Study material: Begin

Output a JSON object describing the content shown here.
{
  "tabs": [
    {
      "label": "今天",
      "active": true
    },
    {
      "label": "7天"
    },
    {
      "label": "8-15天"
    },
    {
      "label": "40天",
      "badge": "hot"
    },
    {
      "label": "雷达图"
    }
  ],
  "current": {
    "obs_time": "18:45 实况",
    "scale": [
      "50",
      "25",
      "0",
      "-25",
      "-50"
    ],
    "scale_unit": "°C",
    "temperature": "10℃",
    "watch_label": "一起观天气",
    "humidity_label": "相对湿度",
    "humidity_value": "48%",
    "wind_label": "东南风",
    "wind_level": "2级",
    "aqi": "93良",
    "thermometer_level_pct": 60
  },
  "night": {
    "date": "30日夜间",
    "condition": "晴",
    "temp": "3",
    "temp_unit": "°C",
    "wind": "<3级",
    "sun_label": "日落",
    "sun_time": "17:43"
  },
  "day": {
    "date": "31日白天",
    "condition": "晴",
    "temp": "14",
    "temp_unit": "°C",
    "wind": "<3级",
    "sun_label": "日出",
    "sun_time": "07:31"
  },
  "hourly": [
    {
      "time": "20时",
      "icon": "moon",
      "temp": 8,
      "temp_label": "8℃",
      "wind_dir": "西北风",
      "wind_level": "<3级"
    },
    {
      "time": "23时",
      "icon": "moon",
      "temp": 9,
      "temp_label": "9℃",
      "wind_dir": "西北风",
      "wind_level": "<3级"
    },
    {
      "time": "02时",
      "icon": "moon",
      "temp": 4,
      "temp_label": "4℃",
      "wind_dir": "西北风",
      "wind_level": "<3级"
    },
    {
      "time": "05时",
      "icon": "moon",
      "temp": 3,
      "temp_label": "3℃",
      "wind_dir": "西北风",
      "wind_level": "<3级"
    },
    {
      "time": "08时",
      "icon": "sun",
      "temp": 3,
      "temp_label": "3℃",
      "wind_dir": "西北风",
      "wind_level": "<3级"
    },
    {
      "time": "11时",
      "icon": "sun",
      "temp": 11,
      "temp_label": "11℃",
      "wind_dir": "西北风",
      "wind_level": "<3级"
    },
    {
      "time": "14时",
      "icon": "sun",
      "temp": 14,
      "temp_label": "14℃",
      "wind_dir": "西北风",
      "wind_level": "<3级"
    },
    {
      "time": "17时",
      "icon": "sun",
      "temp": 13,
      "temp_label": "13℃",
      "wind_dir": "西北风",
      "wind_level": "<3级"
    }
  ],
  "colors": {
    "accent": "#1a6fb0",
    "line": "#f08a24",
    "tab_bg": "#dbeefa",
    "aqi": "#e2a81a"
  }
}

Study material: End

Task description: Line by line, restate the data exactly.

Task answer:
Output a JSON object describing the content shown here.
{
  "tabs": [
    {
      "label": "今天",
      "active": true
    },
    {
      "label": "7天"
    },
    {
      "label": "8-15天"
    },
    {
      "label": "40天",
      "badge": "hot"
    },
    {
      "label": "雷达图"
    }
  ],
  "current": {
    "obs_time": "18:45 实况",
    "scale": [
      "50",
      "25",
      "0",
      "-25",
      "-50"
    ],
    "scale_unit": "°C",
    "temperature": "10℃",
    "watch_label": "一起观天气",
    "humidity_label": "相对湿度",
    "humidity_value": "48%",
    "wind_label": "东南风",
    "wind_level": "2级",
    "aqi": "93良",
    "thermometer_level_pct": 60
  },
  "night": {
    "date": "30日夜间",
    "condition": "晴",
    "temp": "3",
    "temp_unit": "°C",
    "wind": "<3级",
    "sun_label": "日落",
    "sun_time": "17:43"
  },
  "day": {
    "date": "31日白天",
    "condition": "晴",
    "temp": "14",
    "temp_unit": "°C",
    "wind": "<3级",
    "sun_label": "日出",
    "sun_time": "07:31"
  },
  "hourly": [
    {
      "time": "20时",
      "icon": "moon",
      "temp": 8,
      "temp_label": "8℃",
      "wind_dir": "西北风",
      "wind_level": "<3级"
    },
    {
      "time": "23时",
      "icon": "moon",
      "temp": 9,
      "temp_label": "9℃",
      "wind_dir": "西北风",
      "wind_level": "<3级"
    },
    {
      "time": "02时",
      "icon": "moon",
      "temp": 4,
      "temp_label": "4℃",
      "wind_dir": "西北风",
      "wind_level": "<3级"
    },
    {
      "time": "05时",
      "icon": "moon",
      "temp": 3,
      "temp_label": "3℃",
      "wind_dir": "西北风",
      "wind_level": "<3级"
    },
    {
      "time": "08时",
      "icon": "sun",
      "temp": 3,
      "temp_label": "3℃",
      "wind_dir": "西北风",
      "wind_level": "<3级"
    },
    {
      "time": "11时",
      "icon": "sun",
      "temp": 11,
      "temp_label": "11℃",
      "wind_dir": "西北风",
      "wind_level": "<3级"
    },
    {
      "time": "14时",
      "icon": "sun",
      "temp": 14,
      "temp_label": "14℃",
      "wind_dir": "西北风",
      "wind_level": "<3级"
    },
    {
      "time": "17时",
      "icon": "sun",
      "temp": 13,
      "temp_label": "13℃",
      "wind_dir": "西北风",
      "wind_level": "<3级"
    }
  ],
  "colors": {
    "accent": "#1a6fb0",
    "line": "#f08a24",
    "tab_bg": "#dbeefa",
    "aqi": "#e2a81a"
  }
}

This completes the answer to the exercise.